[Element data from apps and pages]
■ ■ ■ ■ ■ ■ ■

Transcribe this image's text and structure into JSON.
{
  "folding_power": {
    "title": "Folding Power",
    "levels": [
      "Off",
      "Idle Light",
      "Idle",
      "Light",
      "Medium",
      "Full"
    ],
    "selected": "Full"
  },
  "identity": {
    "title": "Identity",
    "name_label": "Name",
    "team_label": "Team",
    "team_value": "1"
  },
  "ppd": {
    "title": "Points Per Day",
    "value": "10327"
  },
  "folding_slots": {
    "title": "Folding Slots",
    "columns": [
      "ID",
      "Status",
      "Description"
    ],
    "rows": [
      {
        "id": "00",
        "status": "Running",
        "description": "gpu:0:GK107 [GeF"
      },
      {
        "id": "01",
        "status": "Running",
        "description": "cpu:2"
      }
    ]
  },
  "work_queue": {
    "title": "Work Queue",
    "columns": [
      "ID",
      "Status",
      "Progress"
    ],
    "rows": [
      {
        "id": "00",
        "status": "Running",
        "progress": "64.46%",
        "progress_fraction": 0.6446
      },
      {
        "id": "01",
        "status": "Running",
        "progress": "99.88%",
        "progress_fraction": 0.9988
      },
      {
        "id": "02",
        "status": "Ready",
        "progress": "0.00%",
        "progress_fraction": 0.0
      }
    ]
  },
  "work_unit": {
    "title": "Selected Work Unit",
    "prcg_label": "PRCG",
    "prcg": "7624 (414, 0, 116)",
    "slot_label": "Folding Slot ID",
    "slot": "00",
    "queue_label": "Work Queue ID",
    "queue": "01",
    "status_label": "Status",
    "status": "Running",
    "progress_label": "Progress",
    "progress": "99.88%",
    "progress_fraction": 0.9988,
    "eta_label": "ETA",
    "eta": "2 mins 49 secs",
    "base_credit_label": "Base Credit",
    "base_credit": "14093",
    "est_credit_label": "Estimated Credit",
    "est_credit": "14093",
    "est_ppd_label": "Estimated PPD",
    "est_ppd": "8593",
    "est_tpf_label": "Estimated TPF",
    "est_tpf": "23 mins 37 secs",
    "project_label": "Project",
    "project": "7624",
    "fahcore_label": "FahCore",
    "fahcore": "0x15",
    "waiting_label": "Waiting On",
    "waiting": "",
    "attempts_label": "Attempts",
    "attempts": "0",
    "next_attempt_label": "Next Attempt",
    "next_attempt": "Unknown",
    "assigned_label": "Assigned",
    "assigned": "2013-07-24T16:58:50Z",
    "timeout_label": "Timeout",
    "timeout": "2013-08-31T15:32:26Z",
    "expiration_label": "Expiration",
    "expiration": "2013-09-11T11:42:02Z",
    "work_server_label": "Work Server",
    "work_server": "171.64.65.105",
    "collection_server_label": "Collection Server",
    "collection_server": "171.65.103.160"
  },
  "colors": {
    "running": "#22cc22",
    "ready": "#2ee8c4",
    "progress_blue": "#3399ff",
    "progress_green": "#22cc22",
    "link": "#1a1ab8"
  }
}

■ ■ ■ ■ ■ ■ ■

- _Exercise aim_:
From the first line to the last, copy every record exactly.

- _Task answer_:
Transcribe this image's text and structure into JSON.
{
  "folding_power": {
    "title": "Folding Power",
    "levels": [
      "Off",
      "Idle Light",
      "Idle",
      "Light",
      "Medium",
      "Full"
    ],
    "selected": "Full"
  },
  "identity": {
    "title": "Identity",
    "name_label": "Name",
    "team_label": "Team",
    "team_value": "1"
  },
  "ppd": {
    "title": "Points Per Day",
    "value": "10327"
  },
  "folding_slots": {
    "title": "Folding Slots",
    "columns": [
      "ID",
      "Status",
      "Description"
    ],
    "rows": [
      {
        "id": "00",
        "status": "Running",
        "description": "gpu:0:GK107 [GeF"
      },
      {
        "id": "01",
        "status": "Running",
        "description": "cpu:2"
      }
    ]
  },
  "work_queue": {
    "title": "Work Queue",
    "columns": [
      "ID",
      "Status",
      "Progress"
    ],
    "rows": [
      {
        "id": "00",
        "status": "Running",
        "progress": "64.46%",
        "progress_fraction": 0.6446
      },
      {
        "id": "01",
        "status": "Running",
        "progress": "99.88%",
        "progress_fraction": 0.9988
      },
      {
        "id": "02",
        "status": "Ready",
        "progress": "0.00%",
        "progress_fraction": 0.0
      }
    ]
  },
  "work_unit": {
    "title": "Selected Work Unit",
    "prcg_label": "PRCG",
    "prcg": "7624 (414, 0, 116)",
    "slot_label": "Folding Slot ID",
    "slot": "00",
    "queue_label": "Work Queue ID",
    "queue": "01",
    "status_label": "Status",
    "status": "Running",
    "progress_label": "Progress",
    "progress": "99.88%",
    "progress_fraction": 0.9988,
    "eta_label": "ETA",
    "eta": "2 mins 49 secs",
    "base_credit_label": "Base Credit",
    "base_credit": "14093",
    "est_credit_label": "Estimated Credit",
    "est_credit": "14093",
    "est_ppd_label": "Estimated PPD",
    "est_ppd": "8593",
    "est_tpf_label": "Estimated TPF",
    "est_tpf": "23 mins 37 secs",
    "project_label": "Project",
    "project": "7624",
    "fahcore_label": "FahCore",
    "fahcore": "0x15",
    "waiting_label": "Waiting On",
    "waiting": "",
    "attempts_label": "Attempts",
    "attempts": "0",
    "next_attempt_label": "Next Attempt",
    "next_attempt": "Unknown",
    "assigned_label": "Assigned",
    "assigned": "2013-07-24T16:58:50Z",
    "timeout_label": "Timeout",
    "timeout": "2013-08-31T15:32:26Z",
    "expiration_label": "Expiration",
    "expiration": "2013-09-11T11:42:02Z",
    "work_server_label": "Work Server",
    "work_server": "171.64.65.105",
    "collection_server_label": "Collection Server",
    "collection_server": "171.65.103.160"
  },
  "colors": {
    "running": "#22cc22",
    "ready": "#2ee8c4",
    "progress_blue": "#3399ff",
    "progress_green": "#22cc22",
    "link": "#1a1ab8"
  }
}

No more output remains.